I used to have a blog. A different blog. Same name, different platform, different ideas. I thought about firing it back up, but it’s time for a fresh start.

Over the last couple of years, there have been a lot of changes in my life. I bought a house, changed jobs, watched my brother graduate and my sister get married, costumed local theater productions, held my Goddaughter for the first time, traveled, baked, loved, laughed, cried. A lot of what I’ve done is watch other people that I love take steps forward to change their lives, while I seem to stay still.

But now it’s time to start fresh.

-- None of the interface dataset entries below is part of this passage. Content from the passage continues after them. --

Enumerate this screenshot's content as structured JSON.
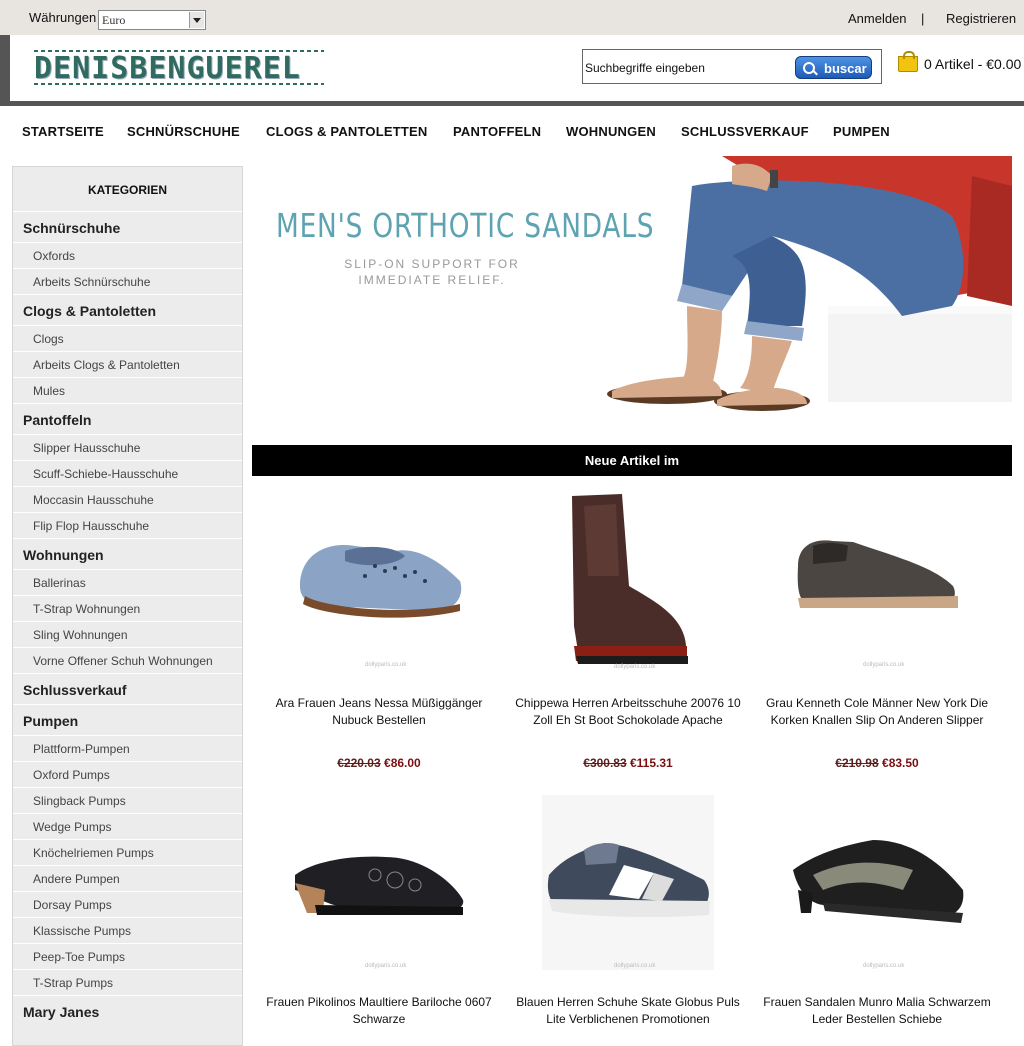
{
  "topbar": {
    "currency_label": "Währungen",
    "currency_value": "Euro",
    "login": "Anmelden",
    "separator": "|",
    "register": "Registrieren"
  },
  "header": {
    "logo_text": "DENISBENGUEREL",
    "search_placeholder": "Suchbegriffe eingeben",
    "search_button": "buscar",
    "cart_text": "0 Artikel - €0.00"
  },
  "nav": [
    "STARTSEITE",
    "SCHNÜRSCHUHE",
    "CLOGS & PANTOLETTEN",
    "PANTOFFELN",
    "WOHNUNGEN",
    "SCHLUSSVERKAUF",
    "PUMPEN"
  ],
  "sidebar": {
    "heading": "KATEGORIEN",
    "items": [
      {
        "label": "Schnürschuhe",
        "type": "cat"
      },
      {
        "label": "Oxfords",
        "type": "sub"
      },
      {
        "label": "Arbeits Schnürschuhe",
        "type": "sub"
      },
      {
        "label": "Clogs & Pantoletten",
        "type": "cat"
      },
      {
        "label": "Clogs",
        "type": "sub"
      },
      {
        "label": "Arbeits Clogs & Pantoletten",
        "type": "sub"
      },
      {
        "label": "Mules",
        "type": "sub"
      },
      {
        "label": "Pantoffeln",
        "type": "cat"
      },
      {
        "label": "Slipper Hausschuhe",
        "type": "sub"
      },
      {
        "label": "Scuff-Schiebe-Hausschuhe",
        "type": "sub"
      },
      {
        "label": "Moccasin Hausschuhe",
        "type": "sub"
      },
      {
        "label": "Flip Flop Hausschuhe",
        "type": "sub"
      },
      {
        "label": "Wohnungen",
        "type": "cat"
      },
      {
        "label": "Ballerinas",
        "type": "sub"
      },
      {
        "label": "T-Strap Wohnungen",
        "type": "sub"
      },
      {
        "label": "Sling Wohnungen",
        "type": "sub"
      },
      {
        "label": "Vorne Offener Schuh Wohnungen",
        "type": "sub"
      },
      {
        "label": "Schlussverkauf",
        "type": "cat"
      },
      {
        "label": "Pumpen",
        "type": "cat"
      },
      {
        "label": "Plattform-Pumpen",
        "type": "sub"
      },
      {
        "label": "Oxford Pumps",
        "type": "sub"
      },
      {
        "label": "Slingback Pumps",
        "type": "sub"
      },
      {
        "label": "Wedge Pumps",
        "type": "sub"
      },
      {
        "label": "Knöchelriemen Pumps",
        "type": "sub"
      },
      {
        "label": "Andere Pumpen",
        "type": "sub"
      },
      {
        "label": "Dorsay Pumps",
        "type": "sub"
      },
      {
        "label": "Klassische Pumps",
        "type": "sub"
      },
      {
        "label": "Peep-Toe Pumps",
        "type": "sub"
      },
      {
        "label": "T-Strap Pumps",
        "type": "sub"
      },
      {
        "label": "Mary Janes",
        "type": "cat"
      }
    ]
  },
  "banner": {
    "title": "MEN'S ORTHOTIC SANDALS",
    "subtitle_line1": "SLIP-ON SUPPORT FOR",
    "subtitle_line2": "IMMEDIATE RELIEF."
  },
  "section_title": "Neue Artikel im",
  "products": [
    {
      "name_line1": "Ara Frauen Jeans Nessa Müßiggänger",
      "name_line2": "Nubuck Bestellen",
      "old_price": "€220.03",
      "new_price": "€86.00",
      "image": "blue-loafer"
    },
    {
      "name_line1": "Chippewa Herren Arbeitsschuhe 20076 10",
      "name_line2": "Zoll Eh St Boot Schokolade Apache",
      "old_price": "€300.83",
      "new_price": "€115.31",
      "image": "brown-boot"
    },
    {
      "name_line1": "Grau Kenneth Cole Männer New York Die",
      "name_line2": "Korken Knallen Slip On Anderen Slipper",
      "old_price": "€210.98",
      "new_price": "€83.50",
      "image": "grey-slipon"
    },
    {
      "name_line1": "Frauen Pikolinos Maultiere Bariloche 0607",
      "name_line2": "Schwarze",
      "old_price": "",
      "new_price": "",
      "image": "black-mule"
    },
    {
      "name_line1": "Blauen Herren Schuhe Skate Globus Puls",
      "name_line2": "Lite Verblichenen Promotionen",
      "old_price": "",
      "new_price": "",
      "image": "blue-sneaker"
    },
    {
      "name_line1": "Frauen Sandalen Munro Malia Schwarzem",
      "name_line2": "Leder Bestellen Schiebe",
      "old_price": "",
      "new_price": "",
      "image": "black-sandal"
    }
  ],
  "product_watermark": "dollyparis.co.uk",
  "colors": {
    "topbar_bg": "#e8e4df",
    "logo": "#2f6b5e",
    "banner_title": "#5da3b2",
    "price_new": "#7a0e10",
    "search_button": "#1e5bb8"
  }
}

September always seems like a good time to begin again. Maybe it’s the start of a new school year? Who knows. It just seems like the right time. Our choir season started again, and I am once again surrounded by new sheet music and faithful people that I love. I cleaned my house, and my bedroom is my new favorite place now that I’ve lost the clutter. I got a new roommate, which is new and happy in ways I haven’t even discovered yet. And I’ve kicked off a new blog–full of new, unlimited, exciting potential.

No more standing still. Happy Monday, indeed.